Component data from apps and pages
_ _ _ _

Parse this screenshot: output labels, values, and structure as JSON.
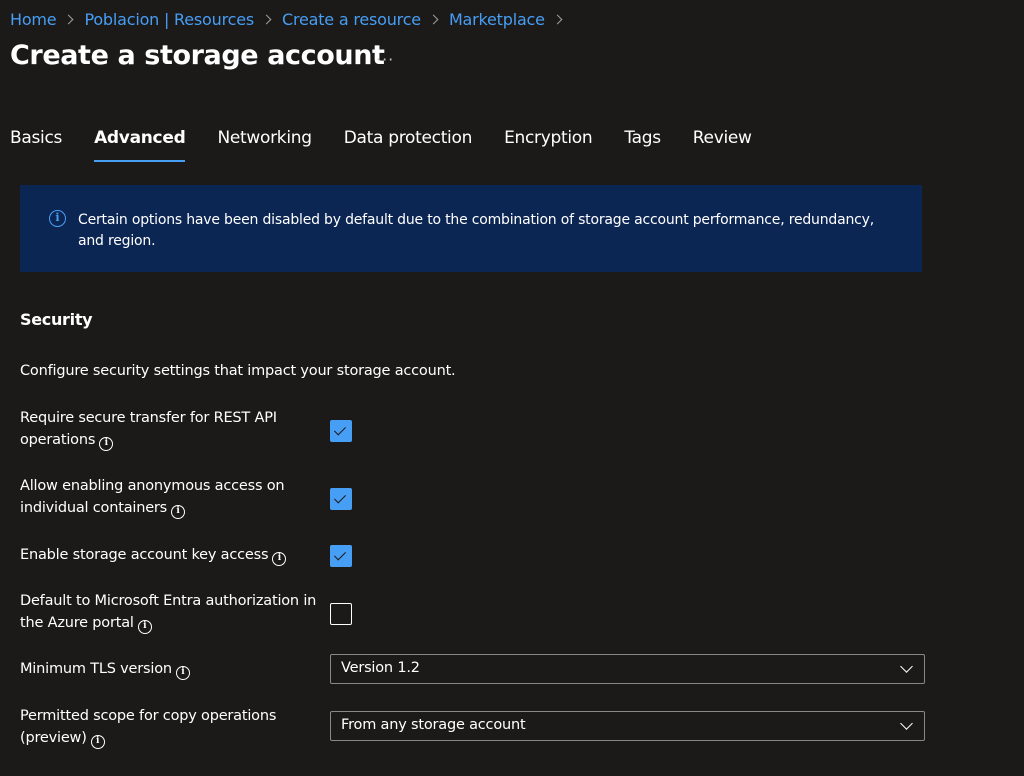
{
  "breadcrumb": [
    "Home",
    "Poblacion | Resources",
    "Create a resource",
    "Marketplace"
  ],
  "title": "Create a storage account",
  "more_label": "···",
  "tabs": [
    {
      "label": "Basics",
      "active": false
    },
    {
      "label": "Advanced",
      "active": true
    },
    {
      "label": "Networking",
      "active": false
    },
    {
      "label": "Data protection",
      "active": false
    },
    {
      "label": "Encryption",
      "active": false
    },
    {
      "label": "Tags",
      "active": false
    },
    {
      "label": "Review",
      "active": false
    }
  ],
  "banner": {
    "icon": "i",
    "text": "Certain options have been disabled by default due to the combination of storage account performance, redundancy, and region."
  },
  "security": {
    "title": "Security",
    "description": "Configure security settings that impact your storage account.",
    "options": [
      {
        "label": "Require secure transfer for REST API operations",
        "checked": true
      },
      {
        "label": "Allow enabling anonymous access on individual containers",
        "checked": true
      },
      {
        "label": "Enable storage account key access",
        "checked": true
      },
      {
        "label": "Default to Microsoft Entra authorization in the Azure portal",
        "checked": false
      }
    ],
    "tls": {
      "label": "Minimum TLS version",
      "value": "Version 1.2"
    },
    "copy_scope": {
      "label": "Permitted scope for copy operations (preview)",
      "value": "From any storage account"
    }
  },
  "info_glyph": "i",
  "colors": {
    "background": "#1b1a19",
    "accent": "#479ef5",
    "banner": "#0c2654"
  }
}
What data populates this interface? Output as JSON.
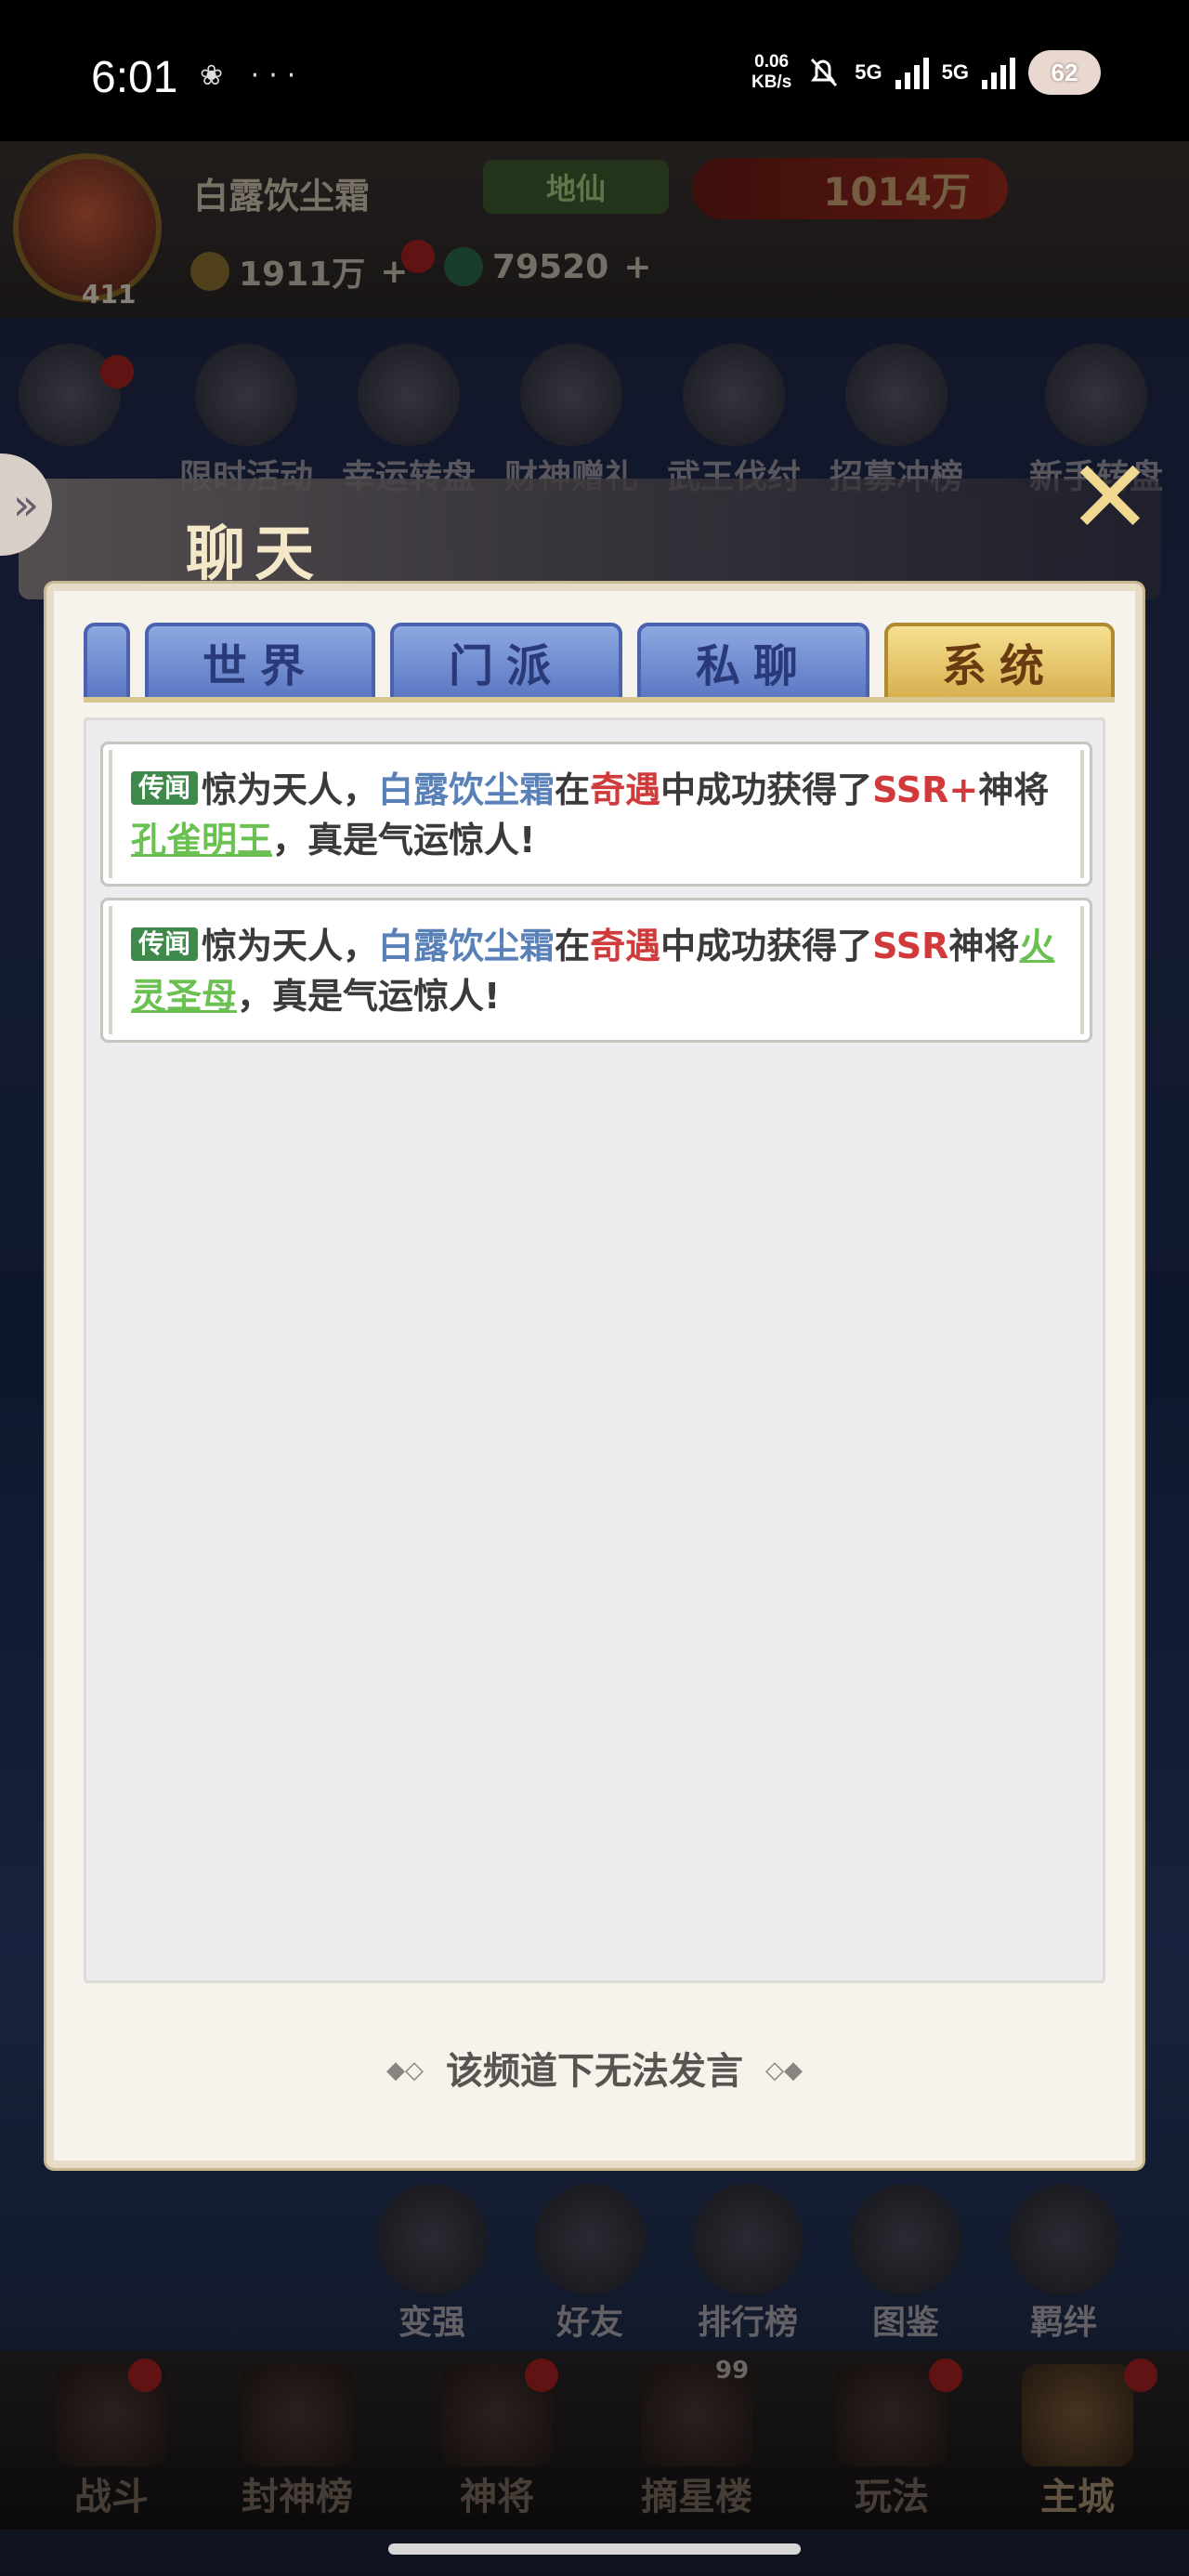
{
  "status_bar": {
    "time": "6:01",
    "left_icons": "❀ ···",
    "speed_value": "0.06",
    "speed_unit": "KB/s",
    "network1": "5G",
    "network2": "5G",
    "battery": "62"
  },
  "player": {
    "name": "白露饮尘霜",
    "level": "411",
    "rank": "地仙",
    "power": "1014万",
    "gold": "1911万",
    "jade": "79520",
    "plus": "+"
  },
  "top_icons": [
    {
      "label": "限时活动"
    },
    {
      "label": "幸运转盘"
    },
    {
      "label": "财神赠礼"
    },
    {
      "label": "武王伐纣"
    },
    {
      "label": "招募冲榜"
    },
    {
      "label": "新手转盘"
    }
  ],
  "chat": {
    "title": "聊天",
    "close": "✕",
    "side_arrow": "»",
    "tabs": [
      {
        "label": "世界",
        "active": false
      },
      {
        "label": "门派",
        "active": false
      },
      {
        "label": "私聊",
        "active": false
      },
      {
        "label": "系统",
        "active": true
      }
    ],
    "messages": [
      {
        "tag": "传闻",
        "prefix": "惊为天人，",
        "player": "白露饮尘霜",
        "in": "在",
        "source": "奇遇",
        "mid": "中成功获得了",
        "rarity": "SSR+",
        "god": "神将",
        "hero": "孔雀明王",
        "suffix": "，真是气运惊人!"
      },
      {
        "tag": "传闻",
        "prefix": "惊为天人，",
        "player": "白露饮尘霜",
        "in": "在",
        "source": "奇遇",
        "mid": "中成功获得了",
        "rarity": "SSR",
        "god": "神将",
        "hero": "火灵圣母",
        "suffix": "，真是气运惊人!"
      }
    ],
    "footer": "该频道下无法发言"
  },
  "bottom_icons": [
    {
      "label": "变强"
    },
    {
      "label": "好友"
    },
    {
      "label": "排行榜"
    },
    {
      "label": "图鉴"
    },
    {
      "label": "羁绊"
    }
  ],
  "nav": [
    {
      "label": "战斗"
    },
    {
      "label": "封神榜"
    },
    {
      "label": "神将"
    },
    {
      "label": "摘星楼",
      "badge": "99"
    },
    {
      "label": "玩法"
    },
    {
      "label": "主城"
    }
  ],
  "colors": {
    "blue_tab": "#5c78c4",
    "gold_tab": "#d8b050",
    "tag_green": "#3f8a4a",
    "name_blue": "#5a80b8",
    "highlight_red": "#d03a3a",
    "hero_green": "#6ac050"
  }
}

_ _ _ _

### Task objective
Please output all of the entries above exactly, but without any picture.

### Result below
Parse this screenshot: output labels, values, and structure as JSON.
{
  "breadcrumb": [
    "Home",
    "Poblacion | Resources",
    "Create a resource",
    "Marketplace"
  ],
  "title": "Create a storage account",
  "more_label": "···",
  "tabs": [
    {
      "label": "Basics",
      "active": false
    },
    {
      "label": "Advanced",
      "active": true
    },
    {
      "label": "Networking",
      "active": false
    },
    {
      "label": "Data protection",
      "active": false
    },
    {
      "label": "Encryption",
      "active": false
    },
    {
      "label": "Tags",
      "active": false
    },
    {
      "label": "Review",
      "active": false
    }
  ],
  "banner": {
    "icon": "i",
    "text": "Certain options have been disabled by default due to the combination of storage account performance, redundancy, and region."
  },
  "security": {
    "title": "Security",
    "description": "Configure security settings that impact your storage account.",
    "options": [
      {
        "label": "Require secure transfer for REST API operations",
        "checked": true
      },
      {
        "label": "Allow enabling anonymous access on individual containers",
        "checked": true
      },
      {
        "label": "Enable storage account key access",
        "checked": true
      },
      {
        "label": "Default to Microsoft Entra authorization in the Azure portal",
        "checked": false
      }
    ],
    "tls": {
      "label": "Minimum TLS version",
      "value": "Version 1.2"
    },
    "copy_scope": {
      "label": "Permitted scope for copy operations (preview)",
      "value": "From any storage account"
    }
  },
  "info_glyph": "i",
  "colors": {
    "background": "#1b1a19",
    "accent": "#479ef5",
    "banner": "#0c2654"
  }
}
What data populates this interface? Output as JSON.
{
  "status_bar": {
    "time": "6:01",
    "left_icons": "❀ ···",
    "speed_value": "0.06",
    "speed_unit": "KB/s",
    "network1": "5G",
    "network2": "5G",
    "battery": "62"
  },
  "player": {
    "name": "白露饮尘霜",
    "level": "411",
    "rank": "地仙",
    "power": "1014万",
    "gold": "1911万",
    "jade": "79520",
    "plus": "+"
  },
  "top_icons": [
    {
      "label": "限时活动"
    },
    {
      "label": "幸运转盘"
    },
    {
      "label": "财神赠礼"
    },
    {
      "label": "武王伐纣"
    },
    {
      "label": "招募冲榜"
    },
    {
      "label": "新手转盘"
    }
  ],
  "chat": {
    "title": "聊天",
    "close": "✕",
    "side_arrow": "»",
    "tabs": [
      {
        "label": "世界",
        "active": false
      },
      {
        "label": "门派",
        "active": false
      },
      {
        "label": "私聊",
        "active": false
      },
      {
        "label": "系统",
        "active": true
      }
    ],
    "messages": [
      {
        "tag": "传闻",
        "prefix": "惊为天人，",
        "player": "白露饮尘霜",
        "in": "在",
        "source": "奇遇",
        "mid": "中成功获得了",
        "rarity": "SSR+",
        "god": "神将",
        "hero": "孔雀明王",
        "suffix": "，真是气运惊人!"
      },
      {
        "tag": "传闻",
        "prefix": "惊为天人，",
        "player": "白露饮尘霜",
        "in": "在",
        "source": "奇遇",
        "mid": "中成功获得了",
        "rarity": "SSR",
        "god": "神将",
        "hero": "火灵圣母",
        "suffix": "，真是气运惊人!"
      }
    ],
    "footer": "该频道下无法发言"
  },
  "bottom_icons": [
    {
      "label": "变强"
    },
    {
      "label": "好友"
    },
    {
      "label": "排行榜"
    },
    {
      "label": "图鉴"
    },
    {
      "label": "羁绊"
    }
  ],
  "nav": [
    {
      "label": "战斗"
    },
    {
      "label": "封神榜"
    },
    {
      "label": "神将"
    },
    {
      "label": "摘星楼",
      "badge": "99"
    },
    {
      "label": "玩法"
    },
    {
      "label": "主城"
    }
  ],
  "colors": {
    "blue_tab": "#5c78c4",
    "gold_tab": "#d8b050",
    "tag_green": "#3f8a4a",
    "name_blue": "#5a80b8",
    "highlight_red": "#d03a3a",
    "hero_green": "#6ac050"
  }
}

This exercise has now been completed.